:: YOUR TASK ::
Your answer should be the lines of the material that include the word "views".
──────────
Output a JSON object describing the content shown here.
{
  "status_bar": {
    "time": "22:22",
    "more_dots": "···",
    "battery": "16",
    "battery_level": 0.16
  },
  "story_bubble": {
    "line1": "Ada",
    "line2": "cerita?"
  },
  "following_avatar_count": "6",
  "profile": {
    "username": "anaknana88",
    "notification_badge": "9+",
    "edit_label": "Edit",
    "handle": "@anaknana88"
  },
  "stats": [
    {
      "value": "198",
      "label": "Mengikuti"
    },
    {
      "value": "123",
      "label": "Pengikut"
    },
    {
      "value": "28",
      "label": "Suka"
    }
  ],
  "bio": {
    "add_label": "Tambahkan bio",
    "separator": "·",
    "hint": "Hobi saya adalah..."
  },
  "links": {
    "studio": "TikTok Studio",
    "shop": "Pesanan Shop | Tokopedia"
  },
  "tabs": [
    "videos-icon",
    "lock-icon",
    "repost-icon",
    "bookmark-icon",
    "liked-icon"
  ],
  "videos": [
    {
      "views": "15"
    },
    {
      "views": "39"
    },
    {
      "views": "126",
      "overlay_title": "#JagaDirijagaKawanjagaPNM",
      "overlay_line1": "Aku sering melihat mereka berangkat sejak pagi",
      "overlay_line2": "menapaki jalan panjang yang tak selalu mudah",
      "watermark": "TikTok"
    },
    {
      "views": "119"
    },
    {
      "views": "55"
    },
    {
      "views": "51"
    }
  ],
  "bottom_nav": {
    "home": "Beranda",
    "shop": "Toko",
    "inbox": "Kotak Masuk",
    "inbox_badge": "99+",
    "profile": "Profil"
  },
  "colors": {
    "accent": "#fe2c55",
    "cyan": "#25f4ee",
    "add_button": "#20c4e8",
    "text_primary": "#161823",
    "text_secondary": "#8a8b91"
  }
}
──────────
:: RESULT OF THE TASK ::
      "views": "15"
      "views": "39"
      "views": "126",
      "views": "119"
      "views": "55"
      "views": "51"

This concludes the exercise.